Tag Archives: Yosemite

Yosemite is Closed for its 123rd Birthday, Google Doodle

Yosemite Google DoodlePark forced to close for Government shutdown

by Brian Leubitz

Well, the House GOP has gone ahead and leaped over the brink in their vain attempts to stop the President’s Affordable Care Act and forced a government shutdown. It’s a sad state of affairs, and particularly mournful for our very own Yosemite National Park, forced to close as it gets a closeup from the millions of Google users who view the “Google Doodle”:

So Yosemite National Park is sitting there, all majestic in the outfit it planned just for the occasion – its 123rd Anniversary, today, Oct. 1 – but something isn’t right. There are no party guests, no cake and not a celebratory banner in sight, because the federal government is shut down today.

All that remains are the best wishes from Google, which marks Yosemite’s anniversary today with a Doodle Tribute. Meanwhile tourists will be kept from visiting that and all the national parks around the country today.

Park police will be on duty to make sure no shenanigans go down, but the visitors center will be closed and all campers have been escorted off the grounds. (Consumerist)

There are many other blogs to read for some very good opinions on the shutdown, but for those Californians who wanted to see the majesty of Half-Dome, well, they will have to wait. Apparently the Republicans are too busy being held hostage to their right wing fringe to get real work done.

How Firefighters Used Big Data to Fight the Rim Fire

Firefighters used precision data to protect water sources

by Brian Leubitz

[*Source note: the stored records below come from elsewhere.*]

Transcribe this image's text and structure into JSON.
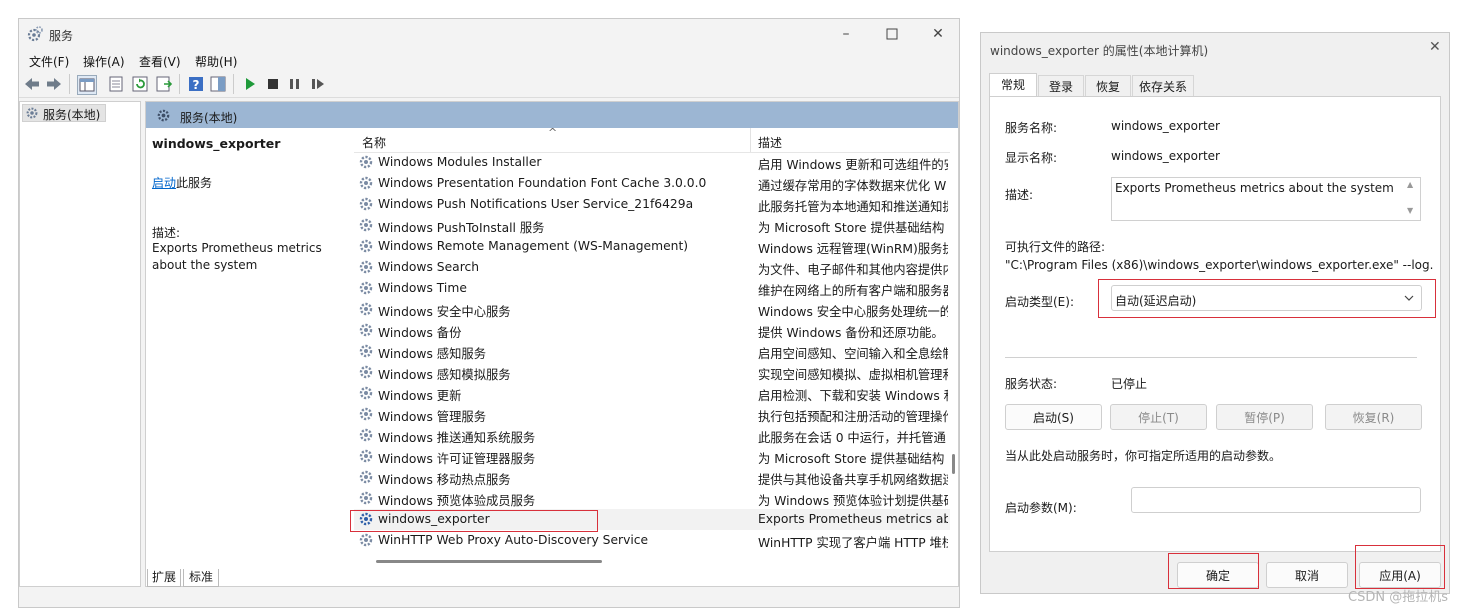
{
  "services_window": {
    "title": "服务",
    "menu": [
      "文件(F)",
      "操作(A)",
      "查看(V)",
      "帮助(H)"
    ],
    "tree_item": "服务(本地)",
    "header_title": "服务(本地)",
    "detail": {
      "service_name": "windows_exporter",
      "start_link": "启动",
      "start_suffix": "此服务",
      "desc_label": "描述:",
      "desc_line1": "Exports Prometheus metrics",
      "desc_line2": "about the system"
    },
    "columns": {
      "name": "名称",
      "description": "描述"
    },
    "rows": [
      {
        "name": "Windows Modules Installer",
        "description": "启用 Windows 更新和可选组件的安"
      },
      {
        "name": "Windows Presentation Foundation Font Cache 3.0.0.0",
        "description": "通过缓存常用的字体数据来优化 W"
      },
      {
        "name": "Windows Push Notifications User Service_21f6429a",
        "description": "此服务托管为本地通知和推送通知提"
      },
      {
        "name": "Windows PushToInstall 服务",
        "description": "为 Microsoft Store 提供基础结构"
      },
      {
        "name": "Windows Remote Management (WS-Management)",
        "description": "Windows 远程管理(WinRM)服务执"
      },
      {
        "name": "Windows Search",
        "description": "为文件、电子邮件和其他内容提供内"
      },
      {
        "name": "Windows Time",
        "description": "维护在网络上的所有客户端和服务器"
      },
      {
        "name": "Windows 安全中心服务",
        "description": "Windows 安全中心服务处理统一的"
      },
      {
        "name": "Windows 备份",
        "description": "提供 Windows 备份和还原功能。"
      },
      {
        "name": "Windows 感知服务",
        "description": "启用空间感知、空间输入和全息绘制"
      },
      {
        "name": "Windows 感知模拟服务",
        "description": "实现空间感知模拟、虚拟相机管理和"
      },
      {
        "name": "Windows 更新",
        "description": "启用检测、下载和安装 Windows 和"
      },
      {
        "name": "Windows 管理服务",
        "description": "执行包括预配和注册活动的管理操作"
      },
      {
        "name": "Windows 推送通知系统服务",
        "description": "此服务在会话 0 中运行，并托管通"
      },
      {
        "name": "Windows 许可证管理器服务",
        "description": "为 Microsoft Store 提供基础结构"
      },
      {
        "name": "Windows 移动热点服务",
        "description": "提供与其他设备共享手机网络数据连"
      },
      {
        "name": "Windows 预览体验成员服务",
        "description": "为 Windows 预览体验计划提供基础"
      },
      {
        "name": "windows_exporter",
        "description": "Exports Prometheus metrics ab"
      },
      {
        "name": "WinHTTP Web Proxy Auto-Discovery Service",
        "description": "WinHTTP 实现了客户端 HTTP 堆栈"
      }
    ],
    "bottom_tabs": [
      "扩展",
      "标准"
    ]
  },
  "dialog": {
    "title": "windows_exporter 的属性(本地计算机)",
    "tabs": [
      "常规",
      "登录",
      "恢复",
      "依存关系"
    ],
    "service_name_label": "服务名称:",
    "service_name_value": "windows_exporter",
    "display_name_label": "显示名称:",
    "display_name_value": "windows_exporter",
    "desc_label": "描述:",
    "desc_value": "Exports Prometheus metrics about the system",
    "path_label": "可执行文件的路径:",
    "path_value": "\"C:\\Program Files (x86)\\windows_exporter\\windows_exporter.exe\" --log.",
    "startup_type_label": "启动类型(E):",
    "startup_type_value": "自动(延迟启动)",
    "status_label": "服务状态:",
    "status_value": "已停止",
    "buttons": {
      "start": "启动(S)",
      "stop": "停止(T)",
      "pause": "暂停(P)",
      "resume": "恢复(R)"
    },
    "hint": "当从此处启动服务时，你可指定所适用的启动参数。",
    "params_label": "启动参数(M):",
    "params_value": "",
    "footer": {
      "ok": "确定",
      "cancel": "取消",
      "apply": "应用(A)"
    }
  },
  "watermark": "CSDN @拖拉机s",
  "colors": {
    "header_blue": "#9cb6d3",
    "highlight_red": "#d8303b",
    "link_blue": "#0066cc"
  }
}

The Rim Fire in and around Yosemite is almost fully contained. (84% to be exact], you can get daily Rim Fire updates at thye Sierra Sun Times.) It has cost nearly $125 million since it began on August 17, burning 3 commercial buildings and 11 residences plus a lot of other outbuildings. But some of the biggest risks it presented was to our water supply. As it was building near several reservoirs, including the grand Hetch Hetchy reservoir that provides water to much of the Bay Area, firefighters couldn’t necessarily just dump fire retardant wherever worked best for fire containment.

To put it simply, they had to be far more precise, both in dumping their payloads and targeting relief assistance. Over at the Verge, they take a look at company called ESRI who helped process mapping and other data to help fight the fires and help those in need. Read the whole story over there to get an idea of how firefighters are using technology these days.

Rim Fire Roars through Yosemite and Beyond

Rim Fire Expands into Yosemite National ParkFire threatens giant sequoia groves

by Brian Leubitz

The Yosemite area Rim fire is huge, and doesn’t show many indications of slowing down anytime soon:

Firefighters on Monday dealt with fierce winds that were pushing the giant Rim Fire north toward the communities of Tuolumne City, Twain Harte and Ponderosa Pines.

Overall, fire crews reported progress slowing the advance of the blaze, which had grown to more 235 square miles on the western edge of Yosemite and was threatening thousands of homes, many in the hills above the Gold Rush-era city of Sonora.

Beyond the concerns that this will scare away tourists (myself included…I was planning a trip soon), the fire is now endangering some of the oldest and largest trees in the world. Two of the three largest Sequoia groves are at risk, and firefighters are working to protect them.

It turns out how we think about fire fighting has changed a lot in the last 30 years. Simply putting out every fire isn’t wise, but we also can’t be setting controlled burns every few years. Nature has evolved with a very delicate balance, and we’ve been failing that for over 100 years in the American West. The combination of our fire management strategies with climate changed has made our forests a disaster waiting to happen.

Best of luck to our firefighters. Stay safe.

Photo credit: NASA Goddard Space center on Flickr. The Rim Fire can be seen as a bright blob directly south of Lake Tahoe. The fire is now bigger than Lake Tahoe.